a majestic summit, is where one will find the ancient stronghold
of Brindisi Montagna.
There are differing theories regarding the origins of Brindisi
Montagna, which date the village as being founded during the
Roman, Longobard or Carolingian eras. The Castle, however,
positioned on higher rocky ground, definitely already existed
during the IX century after Christ.
Furthermore, the territory surrounding the village was already
inhabited during the Neolithic period as demonstrated by finds
of Litici handicrafts, bracelets and Greek coins.
Brindisi Montagna was on the Ghibelline side during the clash
between the Swabians and Angioiniansans (1268) and after the
French victory, it was given in fief to Guidone de Foresta
from King Carlo I d’Angio.
Under the Aragonese, it belonged to the powerful Sanseverino
family and in subsequent years it changed hands to the Parisi
and Antinori families, mainly following the history of feudalism
An earthquake destroyed Brindisi Montagna during 1456, but
it was subsequently reconstructed nearer the castle, also
thanks to a contribution from Greek-Albanian families who
arrived here in 1536, after Turkish expansive politics in
the Orient. This year also saw construction of the Mother

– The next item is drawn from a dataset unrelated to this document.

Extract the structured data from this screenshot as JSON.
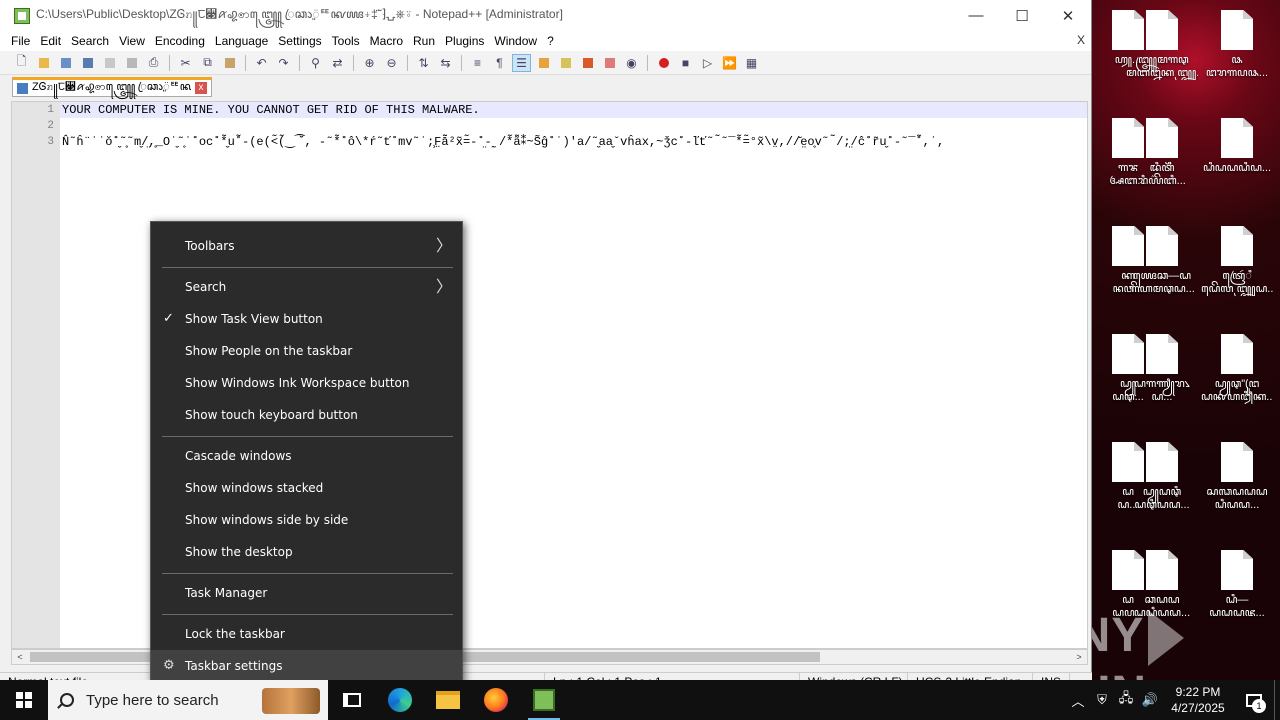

Church and that of S. Maria delle Grazie (1575).
In 1799, the population of Brindisi Montagna, strongly supported
Republican ideals. A Freedom Tree was planted in the square,
but not long after, the manifestation became repressed in
blood by Cardinal Ruffo’s troops.
Following the Renaissance and Unitarian motions, Brindisi
Montagna merged into the Reign of Italy (1861).
In 1961, a further earthquake demolished the ancient Castle,
which was later partially rebuilt.
A visit to the City
Brindisi Montagna is dominated by its Mother Church, dedicated
to San Nicola of Bari, whilst on a rock south of the City,
one can admire the striking ruins of the Castle of ancient
origins. It collapsed during the earthquake of 1964, but was
partially rebuilt and now confers a unique fascination to
the profile of the City and surrounding area.
One can also visit other churches, buildings and fountains
Outside the habitation, one can visit Parco della Grancia,
which hosts the San Demetrio Monastery.
Place of interest
The Chiesa Madre of San Nicola of Bari (1595-1627); the
Castle; S. Lorenzo and Grancia of S. Demetrio Church; S. Vincenzo
Ferreri Church; S. Maria della Grazie Church (1595); Brindisi
Montagna Fountains; Votive Building of Brindisi Montagna;
Palmenti; State Regional Forest of Grancia; Grancia Historical
Rural and Environmental Park.